will be an image created for each of the images in the xls file, and named with a unique
name so it doesn't crash with the other users. This means that if you have 7 users asking for
the same document at the same time, and the document has 8 images, this mode will
generate 7x8 = 56 different images. If of all those images only one is dynamic (for example
a chart), and the other 7 are static (for example the company logo) you can minimize the
number of images created by supplying an GetImageInformation event, and setting the
ImageFile parameter to null (so no image is created) and the ImageLink pointing to a
place where you have the static images.
For example, you could have this event handler:
private void htm_GetImageInformationOverwrite2(
object sender, ImageInformationEventArgs e)
string ShapeName = e.ShapeProps.ShapeName;
if (ShapeName == "logo")
e.ImageFile = null;
e.ImageLink = "images/logo.gif";
And manually place logo.gif in the images folder, so it does not have to be generated
You can do even more things. If you set the ImageFile parameter to an absolute value (for
example “c:\www\images\logo.png”), and the link to point there (for example
“/images/logo.png”) each time you create a file those images will be recreated so you do
not have to care about manually updating them.
The only issue here is that when two users ask for the same image at the same time, one will
get a sharing violation because the image is being created by the other thread.
FlexCelHtmlExport has a property “IgnoreSharingViolations” that is true by default and fixes
this issue. When a file is locked by another thread, FlexCelHtmlExport will assume this is
because there was other thread writing the same image, so it will just not write it.
In the example, if two threads try to write to “c:\www\images\logo.png” at the same
time, the first one will succeed and the other will silently fail and continue with the rest of
the file. When the browsers then ask for “/images/logo.png” both browsers will be server
with the same image that was written by the first thread.
Customizing the generated HTML
Customization is a very important part of creating HTML files, since differently from xls or pdf
files, HTML files normally have to be integrated with an existing site. This means the style of
the generated pages must match the general look and feel of the whole website, and we
tried not to cut any corners in letting you do so.
Customizing the raw HTML
There is one property, ExtraInfo where you can add extra HTML in different parts of the
document. For example, you can use this property to add META tags to your file including
the keywords for searching.
Customizing the Sheet Selector
When exporting a workbook to different HTML files we offer three ways in which you can
customize the tabs that represent each sheet:
You can get basic customization of colors and properties by changing the CssTags
property in the TStandardSheetSelector class.
The CssTags is a collection of macros that will be replaced in the style definition of
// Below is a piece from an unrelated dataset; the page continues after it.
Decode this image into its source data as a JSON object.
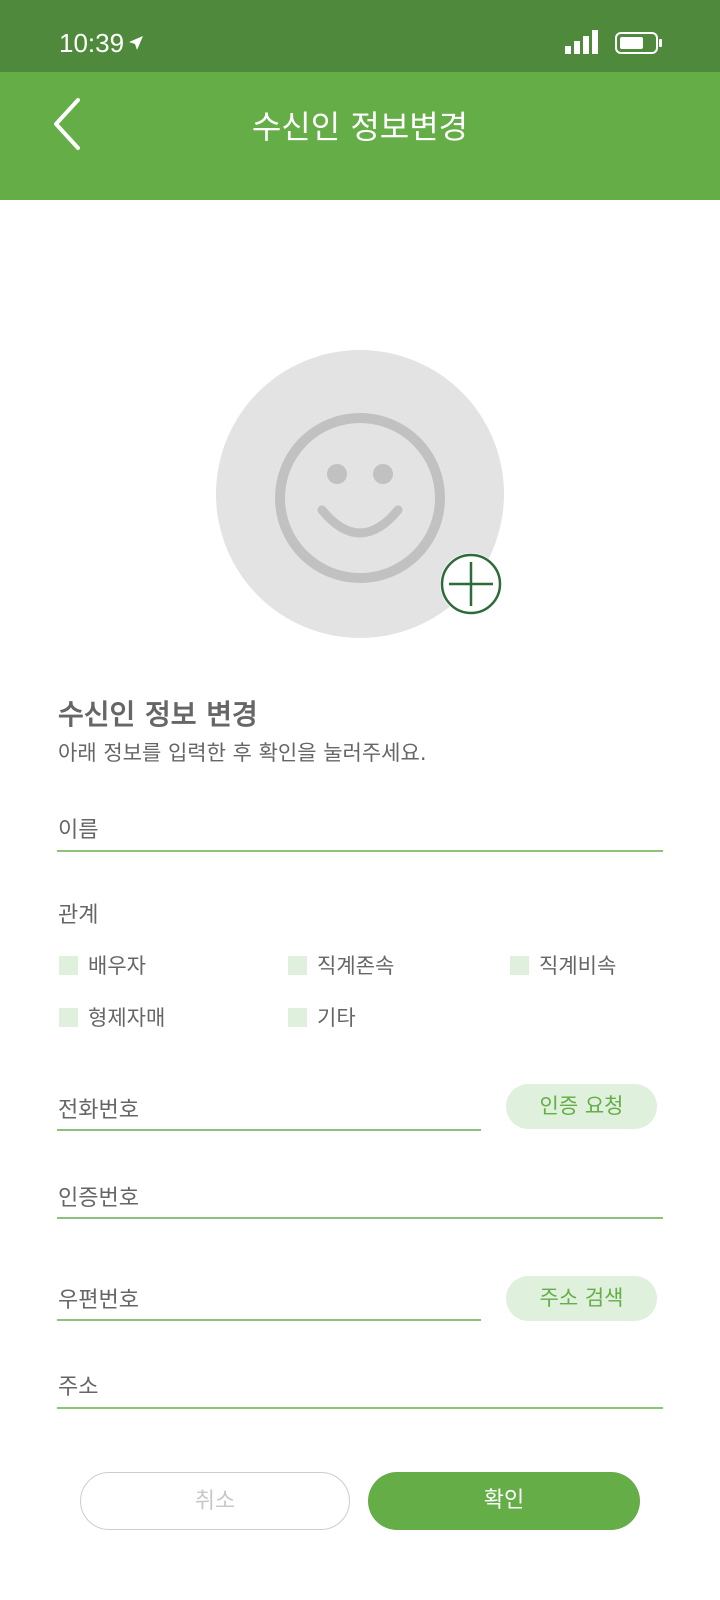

the Selector, allowing to change the width of the selector (when placed at the
right or at the top, the background color, etc). There is detailed information on the
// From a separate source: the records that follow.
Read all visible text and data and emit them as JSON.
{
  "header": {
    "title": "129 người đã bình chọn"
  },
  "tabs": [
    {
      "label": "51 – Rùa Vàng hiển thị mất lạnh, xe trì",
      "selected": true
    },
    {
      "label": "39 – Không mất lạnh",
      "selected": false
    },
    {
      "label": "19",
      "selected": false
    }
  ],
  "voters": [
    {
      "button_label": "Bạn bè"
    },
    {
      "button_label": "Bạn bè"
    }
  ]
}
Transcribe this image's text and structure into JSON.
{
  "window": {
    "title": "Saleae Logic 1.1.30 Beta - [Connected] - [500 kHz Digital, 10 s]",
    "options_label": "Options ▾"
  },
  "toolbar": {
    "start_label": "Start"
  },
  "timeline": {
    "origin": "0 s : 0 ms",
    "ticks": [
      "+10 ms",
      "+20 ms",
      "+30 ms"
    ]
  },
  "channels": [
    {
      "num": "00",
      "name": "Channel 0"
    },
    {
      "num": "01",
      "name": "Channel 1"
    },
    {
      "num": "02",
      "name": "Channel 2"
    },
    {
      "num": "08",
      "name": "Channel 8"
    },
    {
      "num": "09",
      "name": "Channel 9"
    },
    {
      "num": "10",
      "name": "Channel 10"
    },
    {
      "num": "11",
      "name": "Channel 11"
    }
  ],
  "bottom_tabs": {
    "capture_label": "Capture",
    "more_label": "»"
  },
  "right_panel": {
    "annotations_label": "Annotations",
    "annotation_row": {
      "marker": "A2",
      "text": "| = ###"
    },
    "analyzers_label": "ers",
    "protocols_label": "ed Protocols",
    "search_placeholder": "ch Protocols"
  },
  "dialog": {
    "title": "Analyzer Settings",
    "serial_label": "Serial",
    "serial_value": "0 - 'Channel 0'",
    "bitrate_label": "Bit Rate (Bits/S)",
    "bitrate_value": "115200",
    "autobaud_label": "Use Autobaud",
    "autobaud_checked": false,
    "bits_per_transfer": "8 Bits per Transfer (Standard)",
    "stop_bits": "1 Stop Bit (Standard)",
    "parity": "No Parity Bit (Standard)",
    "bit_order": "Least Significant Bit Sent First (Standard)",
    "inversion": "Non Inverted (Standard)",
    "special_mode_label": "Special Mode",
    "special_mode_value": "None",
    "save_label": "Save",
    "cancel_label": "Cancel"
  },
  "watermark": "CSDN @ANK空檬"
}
available properties you can change in the FlexCel reference.
If the basic customization is not enough, you can completely redefine the css
properties in a TStandardSheetSelector class. There is a general property for the
styles that apply to all the position in the selector (CssGeneral) and then customized
properties for all the other positions.
Documents you may be interested
Documents you may be interested